→ **Problem description**: Each line of the material should be set down exactly. Pictures are not part of the copy.

→ **Stored data**:
============

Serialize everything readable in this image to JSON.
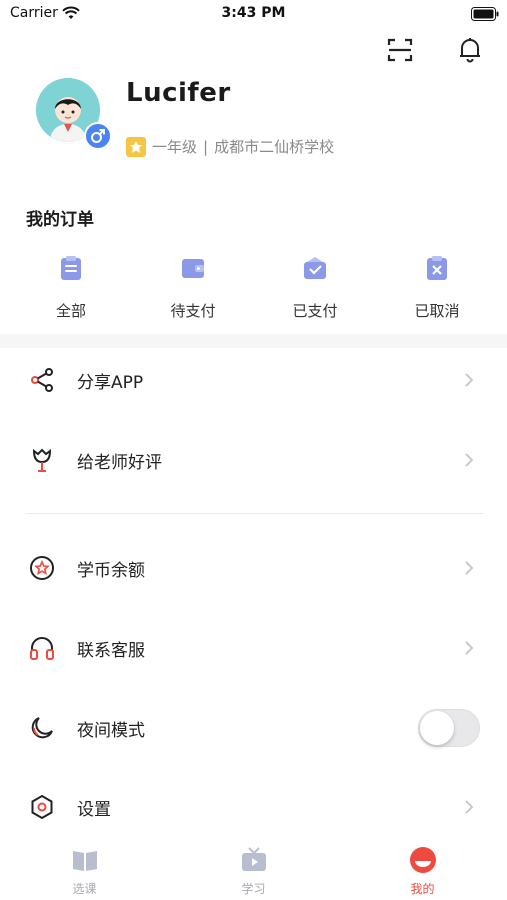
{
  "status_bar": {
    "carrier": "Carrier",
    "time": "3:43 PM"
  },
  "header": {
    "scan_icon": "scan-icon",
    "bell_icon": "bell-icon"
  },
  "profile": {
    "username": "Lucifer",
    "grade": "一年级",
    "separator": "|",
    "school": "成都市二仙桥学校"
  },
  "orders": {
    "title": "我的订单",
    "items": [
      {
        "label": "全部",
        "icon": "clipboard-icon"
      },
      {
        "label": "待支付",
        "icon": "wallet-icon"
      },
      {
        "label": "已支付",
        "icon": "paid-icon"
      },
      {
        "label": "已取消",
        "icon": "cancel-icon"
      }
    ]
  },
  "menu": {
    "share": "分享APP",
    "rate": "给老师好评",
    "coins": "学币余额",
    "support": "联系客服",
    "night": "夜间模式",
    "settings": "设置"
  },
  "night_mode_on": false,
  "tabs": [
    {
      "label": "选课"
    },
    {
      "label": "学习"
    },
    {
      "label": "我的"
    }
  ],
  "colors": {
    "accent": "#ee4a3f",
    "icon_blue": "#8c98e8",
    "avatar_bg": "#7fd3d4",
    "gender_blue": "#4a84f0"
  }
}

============

→ **Exercise result**:
Serialize everything readable in this image to JSON.
{
  "status_bar": {
    "carrier": "Carrier",
    "time": "3:43 PM"
  },
  "header": {
    "scan_icon": "scan-icon",
    "bell_icon": "bell-icon"
  },
  "profile": {
    "username": "Lucifer",
    "grade": "一年级",
    "separator": "|",
    "school": "成都市二仙桥学校"
  },
  "orders": {
    "title": "我的订单",
    "items": [
      {
        "label": "全部",
        "icon": "clipboard-icon"
      },
      {
        "label": "待支付",
        "icon": "wallet-icon"
      },
      {
        "label": "已支付",
        "icon": "paid-icon"
      },
      {
        "label": "已取消",
        "icon": "cancel-icon"
      }
    ]
  },
  "menu": {
    "share": "分享APP",
    "rate": "给老师好评",
    "coins": "学币余额",
    "support": "联系客服",
    "night": "夜间模式",
    "settings": "设置"
  },
  "night_mode_on": false,
  "tabs": [
    {
      "label": "选课"
    },
    {
      "label": "学习"
    },
    {
      "label": "我的"
    }
  ],
  "colors": {
    "accent": "#ee4a3f",
    "icon_blue": "#8c98e8",
    "avatar_bg": "#7fd3d4",
    "gender_blue": "#4a84f0"
  }
}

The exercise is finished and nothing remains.